Angelo Dalli <email@example.com> wrote:
> Regarding 'ie' however, there must be some way to distinguish 'i' +
> 'e' from 'ie'. This is important for two main reasons,
> 1. Sorting problems - 'i' should come before 'ie'...
It is neither necessary nor sufficient to have a separate code point
for digraphs like IE and GH in order to solve sorting problems.
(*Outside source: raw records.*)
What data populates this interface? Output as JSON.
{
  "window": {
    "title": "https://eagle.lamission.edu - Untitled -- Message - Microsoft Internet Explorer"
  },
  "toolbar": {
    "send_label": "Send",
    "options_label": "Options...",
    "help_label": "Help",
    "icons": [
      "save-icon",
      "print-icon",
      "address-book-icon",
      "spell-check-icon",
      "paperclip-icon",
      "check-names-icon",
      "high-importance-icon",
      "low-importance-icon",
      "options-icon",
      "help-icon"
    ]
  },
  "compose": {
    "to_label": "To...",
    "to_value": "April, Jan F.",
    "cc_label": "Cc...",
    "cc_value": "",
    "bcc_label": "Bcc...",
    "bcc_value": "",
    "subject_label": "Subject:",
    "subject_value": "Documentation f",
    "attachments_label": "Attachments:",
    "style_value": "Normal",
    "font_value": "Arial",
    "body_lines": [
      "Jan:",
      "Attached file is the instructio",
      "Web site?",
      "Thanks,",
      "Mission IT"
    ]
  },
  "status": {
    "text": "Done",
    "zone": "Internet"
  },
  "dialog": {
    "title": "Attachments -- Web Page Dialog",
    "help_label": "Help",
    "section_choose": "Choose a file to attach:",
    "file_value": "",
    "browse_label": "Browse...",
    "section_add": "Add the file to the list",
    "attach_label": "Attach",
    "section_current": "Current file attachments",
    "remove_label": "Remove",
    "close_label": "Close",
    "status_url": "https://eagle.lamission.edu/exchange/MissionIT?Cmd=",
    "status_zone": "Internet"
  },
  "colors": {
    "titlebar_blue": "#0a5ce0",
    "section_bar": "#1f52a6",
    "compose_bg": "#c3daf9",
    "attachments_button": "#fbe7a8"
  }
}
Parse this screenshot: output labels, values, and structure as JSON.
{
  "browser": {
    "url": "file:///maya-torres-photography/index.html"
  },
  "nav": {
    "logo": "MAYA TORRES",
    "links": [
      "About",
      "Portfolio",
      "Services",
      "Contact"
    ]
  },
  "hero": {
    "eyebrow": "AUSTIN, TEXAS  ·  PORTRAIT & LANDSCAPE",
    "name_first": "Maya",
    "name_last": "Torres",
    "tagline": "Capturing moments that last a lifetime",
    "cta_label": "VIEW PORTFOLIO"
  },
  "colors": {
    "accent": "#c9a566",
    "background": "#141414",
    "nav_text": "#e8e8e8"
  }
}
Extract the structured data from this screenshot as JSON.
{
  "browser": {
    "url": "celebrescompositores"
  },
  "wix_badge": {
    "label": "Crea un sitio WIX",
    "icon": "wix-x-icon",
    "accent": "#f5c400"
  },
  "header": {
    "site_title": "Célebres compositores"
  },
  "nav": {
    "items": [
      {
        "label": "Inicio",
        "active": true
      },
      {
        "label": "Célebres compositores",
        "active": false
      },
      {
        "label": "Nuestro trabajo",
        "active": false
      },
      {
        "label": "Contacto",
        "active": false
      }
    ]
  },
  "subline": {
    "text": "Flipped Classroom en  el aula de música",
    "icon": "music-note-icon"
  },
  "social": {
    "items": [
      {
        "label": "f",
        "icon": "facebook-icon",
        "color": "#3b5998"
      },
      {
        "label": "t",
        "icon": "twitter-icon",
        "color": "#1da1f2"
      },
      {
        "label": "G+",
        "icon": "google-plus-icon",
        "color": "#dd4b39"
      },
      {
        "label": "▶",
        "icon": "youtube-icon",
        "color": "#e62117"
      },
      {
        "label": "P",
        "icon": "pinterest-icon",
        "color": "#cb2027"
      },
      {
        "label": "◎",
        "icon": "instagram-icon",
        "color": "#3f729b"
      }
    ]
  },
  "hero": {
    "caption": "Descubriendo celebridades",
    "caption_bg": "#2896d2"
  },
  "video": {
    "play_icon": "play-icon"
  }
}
An
application that expects to sort Unicode text correctly must apply some
knowledge about the sorting rules of the language.
In a discussion several months ago it was generally agreed that even
though the digraph CH serves as a single letter in the Spanish and
Slovak languages, and needs to be sorted as such, it can and should
still be represented by the two Unicode characters U+0041 and U+0048
(or case equivalents). The same is true for Maltese IE and GH.
In Angelo's specific example:
these words are sorted correctly with the existing mechanism of using
separate characters for 'i' and 'e' and not having an 'ie' character.
> 2. Means of distinguishing Maltese words from borrowed foreign words
> - without an 'ie' representation, for example, the English word
> "friends" would not be distinguishable automatically from the Maltese
> word "ktieb".
The classic example of this is the word "chat," which could be English
for "informal talk" or French for "cat." Character encoding is, once
again, neither necessary nor sufficient to determine the language of
Other than the fact that "friends" and "ktieb" are not cognates --
any speaker of English and Maltese would recognize immediately and
correctly which word belonged to which language -- what benefits would
arise from having two different 'ie' representations for the two words?
The digraph would still be typed using the I and E keys; how is the
software supposed to know to use the two characters 'i' and 'e' for
"friends" and to use the special 'ie' digraph for "ktieb"? Besides
that, it would make searching more complicated.
Maltese-aware software, like any properly internationalized and
localized software, not only can but should handle 99.9% of all issues
like this with the existing letters encoded in Unicode.
Peter Constable <Peter_Constable@sil.org> wrote:
> Angelo mentioned a need to distinguish "ie" in Maltese from "ie" in
> English borrowings, but didn't mention much about differences in
> behaviours - he only mentioned casing as a particular problem (though
> I don't see how the casing works any differently for a single grapheme
> <ie> than it does for a grapheme sequence <i><e>).
Grapheme sequences like IE have three possible cases: uppercase (IE),
lowercase (ie), and titlecase (Ie), which would occur at the beginning
of a sentence.
This archive was generated by hypermail 2.1.2 : Tue Jul 10 2001 - 17:21:06 EDT